Why women need to wear tampons at home

Women should be encouraged to wear sanitary napkins at home because tampons are “better for you,” a New York Times reporter wrote, citing a study published by a leading menstrual hygiene brand.

The study found that women who use sanitary pads or tampons during their period have fewer cramps, fewer sore backs, and less urinary tract infections than those who don’t.

But women should also consider using tampons as a way to keep their period from getting out of control, the article said.

In general, women should use sanitizing pads if they’re not menstruating, but they should also wear sanitising pads if it’s important to them.

And if they don’t have to, use sanitizer-free pads or sanitary wipes, such as tampons, according to the article.

“Tampons and tampons should be part of a women’s routine,” said Andrea Miller, executive director of the Women’s Health Network, a nonprofit that advocates for women’s health.

“They’re a tool, and they can be a lifesaver.”

A number of medical organizations and women’s groups have also weighed in on the tampon-free trend, including the American Medical Association, the American College of Obstetricians and Gynecologists, the U.S. Council of Chief State Medical Officers, and the American Public Health Association.

But in some cases, the advice is more straightforward than others.

For example, a woman who wears sanitary towels or sanitizers while using tampon pads can be “more effective at stopping bleeding and reducing discomfort,” the American Academy of Pediatrics said in a statement last year.

But some medical groups and advocacy groups have pushed back against this advice, including Planned Parenthood.

“The medical community is not in a position to endorse this recommendation for women who do not menstruate or who are not at high risk of getting a tampon or pad inserted into their vagina during their menstrual cycle,” the organization said in its statement.

“We are concerned that women will mistakenly assume that sanitary items that are not medically indicated are better for them.”

The American Academy also noted that women should “consider the risks of getting pregnant and the risk of pelvic inflammatory disease (PID),” or pelvic inflammatory disorders.

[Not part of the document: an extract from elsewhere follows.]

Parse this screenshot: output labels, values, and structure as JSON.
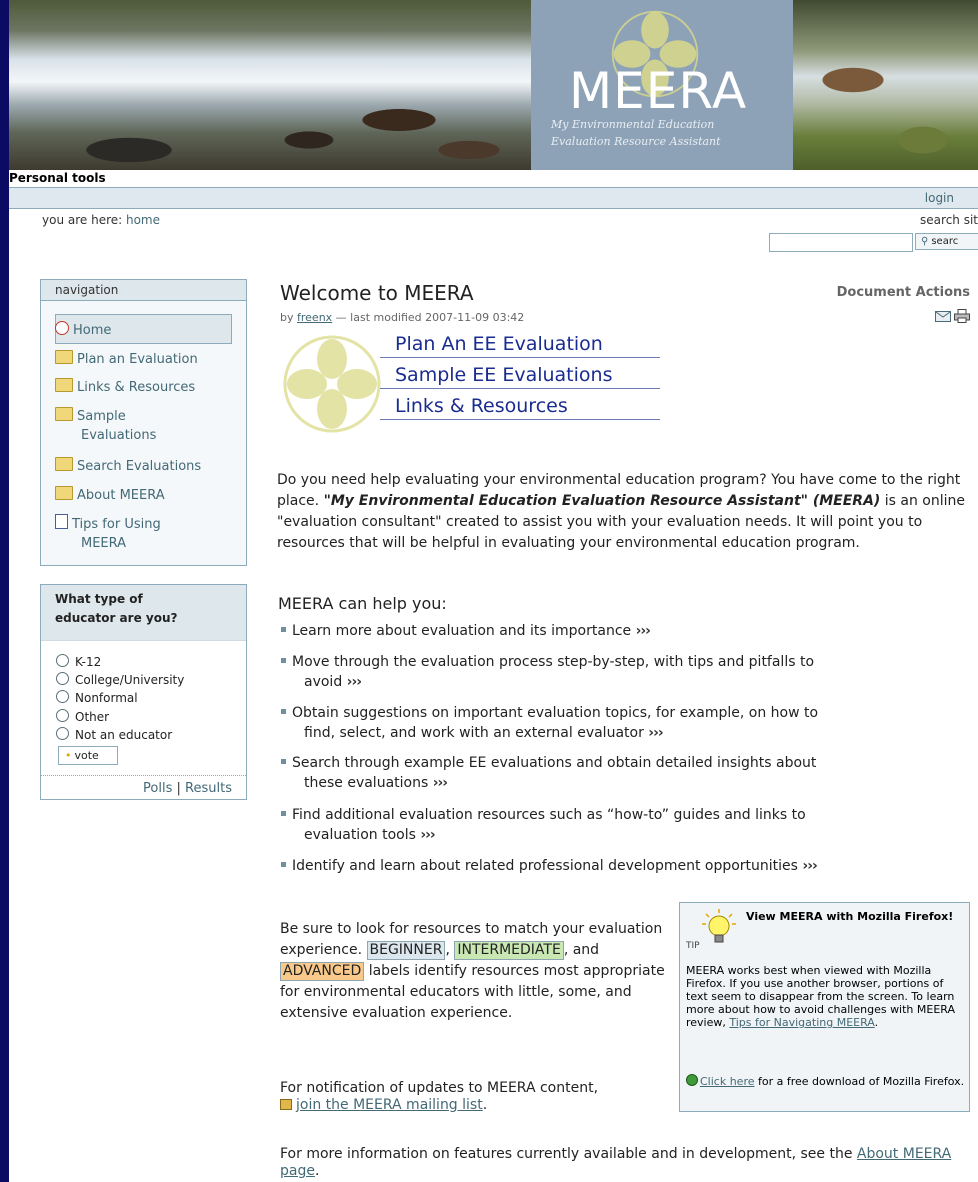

The organization noted that the American Congress of Obstetrics and Gynsicians also has a policy that encourages women to use tampons and pads, even if they aren’t menstruating.